Who can forget his flamboyant attempts to sing God is our strength and refuge (to the tune of Dambusters) or his enthusiastic stomping to any song with a go-get-it rhythm.

Always on the front row and at times only too happy to help the service leader out, with a not always perfectly timed, 'let us pray' or 'amen'. He was   member of a monthly home group for adults with learning disabilities which meet at the home of our good friends Richard and Cathy Cooper. They meet to pray, to support one-another, to study the Bible and help one-another grow in grace. My wife Liz loves  helping out and being a part of the group too.

Down's syndrome is challenging and brings much heartache and difficulties for parents. Not only dealing with behavioural challenges but also the differing physical problems that can be associated with it. On the other hand such folk often have great zest for life and a very loving demeanour.

Our current  approach to ante-natal testing in England makes the presumption that all pregnant women should be screened for Downs syndrome. Very often  the expectant young mother is not aware that she has a choice about ante-natal screening. The trajectory of testing for conditions such as Downs is towards termination of the pregnancy. I make no judgement on those who choose to test or even to terminate, I simply remind myself of how enriched my life has been by knowing Andy and  by seeing the amazing love and care shown to him by an army of carers over many years, and just how much joy Andy has known in his life.



Tuesday, 7 February 2012

Dickens 200

Two hundred ears ago today Charles Dickens was born. Not read all his works but have enjoyed many of them,

At times he is profound although often somewhat sentimental. But this from Great Expectations as Pip leaves his home, where he had been brought up by his sister and Joe Gargrey,  touches my heart,
Heaven knows we need never be ashamed of our tears, for they are rain upon the blinding dust of earth, overlying our hard hearts. I was better after I had cried, than before--more sorry, more aware of my own ingratitude, more gentle.

Say anything

Good to meet Josiah Gillespie this past Sunday who was visiting our church.

Really like this song-shades of Neil Young with the clean strumming.

Diamond Queen

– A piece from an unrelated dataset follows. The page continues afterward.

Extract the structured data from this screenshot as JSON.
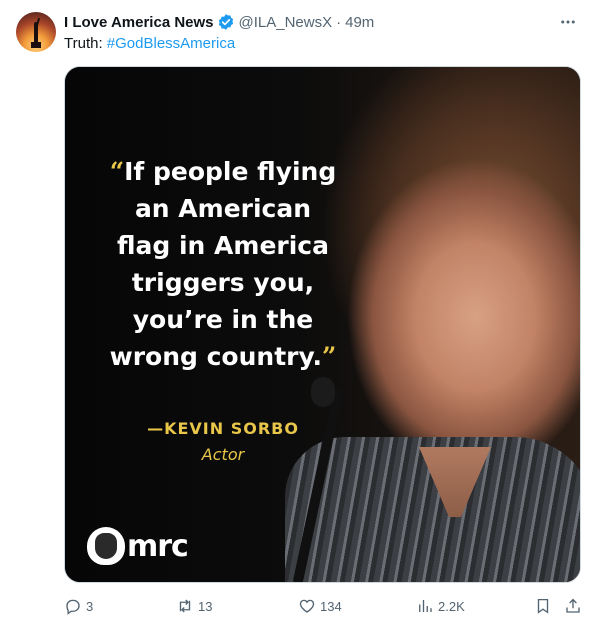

Yesterday marked the 60th anniversary of the accession of our queen to the throne. Her father King George the Vl died that day at Sandringham and the young Princess Elizabeth was thrust into the public gaze. She has never been out of it since.

How wonderful to have heard her simple words this past Christmas Day when she spoke simply and eloquently of her faith in Jesus Christ

Although we are capable of great acts of kindness, history teaches us that we sometimes need saving from ourselves – from our recklessness or our greed. God sent into the world a unique person – neither a philosopher nor a general (important though they are) – but a Saviour, with the power to forgive.

Forgiveness lies at the heart of the Christian faith. It can heal broken families, it can restore friendships and it can reconcile divided communities. It is in forgiveness that we feel the power of God’s love.

In the last verse of this beautiful carol, O Little Town of Bethlehem, there’s a prayer:
O Holy Child of Bethlehem
Descend to us we pray
Cast out our sin
And enter in
Be born in us today

It is my prayer that on this Christmas day we might all find room in our lives for the message of the angels and for the love of God through Christ our Lord.

I wish you all a very happy Christmas.

Her faithful and consistent service is a remarkable thing. It was good to read Damien Thompson in yesterday's Telegraph,
She says little in public about her Christianity, but what she does say – usually at the end of her Christmas Day broadcast – is powerful in its directness.
Having discussed the celebrations, tragedies and anxieties of the past year, the Queen affirms, naturally but unflinchingly and with no attempt at religious relativism, her faith in Jesus Christ. 


The Long Walk

It's always a bit chancy to give someone a book. A little like recommending a restaurant. Will others like it? Will the service be as go...